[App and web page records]
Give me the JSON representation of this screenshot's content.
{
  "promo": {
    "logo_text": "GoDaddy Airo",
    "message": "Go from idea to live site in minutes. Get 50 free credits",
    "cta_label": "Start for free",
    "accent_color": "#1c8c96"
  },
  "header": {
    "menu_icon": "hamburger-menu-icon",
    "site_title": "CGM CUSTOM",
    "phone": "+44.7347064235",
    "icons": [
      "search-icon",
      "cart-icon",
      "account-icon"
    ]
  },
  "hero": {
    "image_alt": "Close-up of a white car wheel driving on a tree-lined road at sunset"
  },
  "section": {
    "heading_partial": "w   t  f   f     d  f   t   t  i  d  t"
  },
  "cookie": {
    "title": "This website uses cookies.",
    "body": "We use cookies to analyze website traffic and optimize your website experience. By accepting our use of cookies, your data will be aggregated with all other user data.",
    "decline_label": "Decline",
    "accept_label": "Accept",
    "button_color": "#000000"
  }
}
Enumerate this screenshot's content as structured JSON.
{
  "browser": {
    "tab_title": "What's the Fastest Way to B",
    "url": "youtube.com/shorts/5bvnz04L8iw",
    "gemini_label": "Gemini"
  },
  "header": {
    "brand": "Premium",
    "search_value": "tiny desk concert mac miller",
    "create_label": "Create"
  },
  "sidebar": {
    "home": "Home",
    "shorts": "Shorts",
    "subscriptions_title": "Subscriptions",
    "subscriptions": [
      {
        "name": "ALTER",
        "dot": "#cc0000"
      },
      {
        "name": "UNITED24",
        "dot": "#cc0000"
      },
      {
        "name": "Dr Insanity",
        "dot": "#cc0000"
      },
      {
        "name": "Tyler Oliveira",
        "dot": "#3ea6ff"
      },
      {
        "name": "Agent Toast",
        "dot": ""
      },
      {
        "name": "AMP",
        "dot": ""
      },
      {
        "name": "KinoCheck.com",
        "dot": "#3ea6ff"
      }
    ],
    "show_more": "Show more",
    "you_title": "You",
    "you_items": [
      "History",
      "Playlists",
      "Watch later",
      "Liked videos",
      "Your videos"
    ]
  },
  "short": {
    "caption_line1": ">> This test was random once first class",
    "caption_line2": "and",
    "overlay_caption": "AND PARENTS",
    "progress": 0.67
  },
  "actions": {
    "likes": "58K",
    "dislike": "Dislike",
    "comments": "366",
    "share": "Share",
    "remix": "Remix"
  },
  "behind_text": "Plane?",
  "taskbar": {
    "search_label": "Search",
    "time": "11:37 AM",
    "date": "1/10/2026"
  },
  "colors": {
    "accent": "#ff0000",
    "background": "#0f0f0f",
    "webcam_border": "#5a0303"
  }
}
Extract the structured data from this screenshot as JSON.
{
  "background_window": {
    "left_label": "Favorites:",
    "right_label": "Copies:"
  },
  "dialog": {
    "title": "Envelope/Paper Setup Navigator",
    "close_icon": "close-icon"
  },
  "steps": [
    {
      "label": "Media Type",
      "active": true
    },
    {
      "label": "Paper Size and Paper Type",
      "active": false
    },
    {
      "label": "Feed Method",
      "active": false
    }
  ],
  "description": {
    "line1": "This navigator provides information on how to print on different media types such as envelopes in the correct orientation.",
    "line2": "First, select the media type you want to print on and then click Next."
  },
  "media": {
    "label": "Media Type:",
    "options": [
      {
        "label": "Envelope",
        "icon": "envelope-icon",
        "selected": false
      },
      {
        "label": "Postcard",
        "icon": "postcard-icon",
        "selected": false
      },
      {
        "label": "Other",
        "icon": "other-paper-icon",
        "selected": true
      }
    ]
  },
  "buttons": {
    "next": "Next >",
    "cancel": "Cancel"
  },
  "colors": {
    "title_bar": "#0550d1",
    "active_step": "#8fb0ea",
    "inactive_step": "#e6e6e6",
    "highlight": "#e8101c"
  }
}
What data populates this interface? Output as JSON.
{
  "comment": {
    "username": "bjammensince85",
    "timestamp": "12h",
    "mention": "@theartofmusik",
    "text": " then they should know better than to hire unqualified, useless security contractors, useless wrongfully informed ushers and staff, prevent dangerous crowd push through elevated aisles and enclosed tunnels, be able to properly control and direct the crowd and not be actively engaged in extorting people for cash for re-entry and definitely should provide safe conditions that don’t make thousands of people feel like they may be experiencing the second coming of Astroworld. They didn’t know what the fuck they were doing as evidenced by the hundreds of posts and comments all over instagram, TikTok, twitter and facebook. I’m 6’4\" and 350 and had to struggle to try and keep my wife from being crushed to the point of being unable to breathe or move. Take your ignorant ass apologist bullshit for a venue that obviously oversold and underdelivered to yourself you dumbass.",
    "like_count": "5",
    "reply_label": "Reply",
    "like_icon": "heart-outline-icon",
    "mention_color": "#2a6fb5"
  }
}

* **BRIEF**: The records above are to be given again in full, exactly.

* **ANSWER TO THIS PROBLEM**:
Give me the JSON representation of this screenshot's content.
{
  "promo": {
    "logo_text": "GoDaddy Airo",
    "message": "Go from idea to live site in minutes. Get 50 free credits",
    "cta_label": "Start for free",
    "accent_color": "#1c8c96"
  },
  "header": {
    "menu_icon": "hamburger-menu-icon",
    "site_title": "CGM CUSTOM",
    "phone": "+44.7347064235",
    "icons": [
      "search-icon",
      "cart-icon",
      "account-icon"
    ]
  },
  "hero": {
    "image_alt": "Close-up of a white car wheel driving on a tree-lined road at sunset"
  },
  "section": {
    "heading_partial": "w   t  f   f     d  f   t   t  i  d  t"
  },
  "cookie": {
    "title": "This website uses cookies.",
    "body": "We use cookies to analyze website traffic and optimize your website experience. By accepting our use of cookies, your data will be aggregated with all other user data.",
    "decline_label": "Decline",
    "accept_label": "Accept",
    "button_color": "#000000"
  }
}
Enumerate this screenshot's content as structured JSON.
{
  "browser": {
    "tab_title": "What's the Fastest Way to B",
    "url": "youtube.com/shorts/5bvnz04L8iw",
    "gemini_label": "Gemini"
  },
  "header": {
    "brand": "Premium",
    "search_value": "tiny desk concert mac miller",
    "create_label": "Create"
  },
  "sidebar": {
    "home": "Home",
    "shorts": "Shorts",
    "subscriptions_title": "Subscriptions",
    "subscriptions": [
      {
        "name": "ALTER",
        "dot": "#cc0000"
      },
      {
        "name": "UNITED24",
        "dot": "#cc0000"
      },
      {
        "name": "Dr Insanity",
        "dot": "#cc0000"
      },
      {
        "name": "Tyler Oliveira",
        "dot": "#3ea6ff"
      },
      {
        "name": "Agent Toast",
        "dot": ""
      },
      {
        "name": "AMP",
        "dot": ""
      },
      {
        "name": "KinoCheck.com",
        "dot": "#3ea6ff"
      }
    ],
    "show_more": "Show more",
    "you_title": "You",
    "you_items": [
      "History",
      "Playlists",
      "Watch later",
      "Liked videos",
      "Your videos"
    ]
  },
  "short": {
    "caption_line1": ">> This test was random once first class",
    "caption_line2": "and",
    "overlay_caption": "AND PARENTS",
    "progress": 0.67
  },
  "actions": {
    "likes": "58K",
    "dislike": "Dislike",
    "comments": "366",
    "share": "Share",
    "remix": "Remix"
  },
  "behind_text": "Plane?",
  "taskbar": {
    "search_label": "Search",
    "time": "11:37 AM",
    "date": "1/10/2026"
  },
  "colors": {
    "accent": "#ff0000",
    "background": "#0f0f0f",
    "webcam_border": "#5a0303"
  }
}
Extract the structured data from this screenshot as JSON.
{
  "background_window": {
    "left_label": "Favorites:",
    "right_label": "Copies:"
  },
  "dialog": {
    "title": "Envelope/Paper Setup Navigator",
    "close_icon": "close-icon"
  },
  "steps": [
    {
      "label": "Media Type",
      "active": true
    },
    {
      "label": "Paper Size and Paper Type",
      "active": false
    },
    {
      "label": "Feed Method",
      "active": false
    }
  ],
  "description": {
    "line1": "This navigator provides information on how to print on different media types such as envelopes in the correct orientation.",
    "line2": "First, select the media type you want to print on and then click Next."
  },
  "media": {
    "label": "Media Type:",
    "options": [
      {
        "label": "Envelope",
        "icon": "envelope-icon",
        "selected": false
      },
      {
        "label": "Postcard",
        "icon": "postcard-icon",
        "selected": false
      },
      {
        "label": "Other",
        "icon": "other-paper-icon",
        "selected": true
      }
    ]
  },
  "buttons": {
    "next": "Next >",
    "cancel": "Cancel"
  },
  "colors": {
    "title_bar": "#0550d1",
    "active_step": "#8fb0ea",
    "inactive_step": "#e6e6e6",
    "highlight": "#e8101c"
  }
}
What data populates this interface? Output as JSON.
{
  "comment": {
    "username": "bjammensince85",
    "timestamp": "12h",
    "mention": "@theartofmusik",
    "text": " then they should know better than to hire unqualified, useless security contractors, useless wrongfully informed ushers and staff, prevent dangerous crowd push through elevated aisles and enclosed tunnels, be able to properly control and direct the crowd and not be actively engaged in extorting people for cash for re-entry and definitely should provide safe conditions that don’t make thousands of people feel like they may be experiencing the second coming of Astroworld. They didn’t know what the fuck they were doing as evidenced by the hundreds of posts and comments all over instagram, TikTok, twitter and facebook. I’m 6’4\" and 350 and had to struggle to try and keep my wife from being crushed to the point of being unable to breathe or move. Take your ignorant ass apologist bullshit for a venue that obviously oversold and underdelivered to yourself you dumbass.",
    "like_count": "5",
    "reply_label": "Reply",
    "like_icon": "heart-outline-icon",
    "mention_color": "#2a6fb5"
  }
}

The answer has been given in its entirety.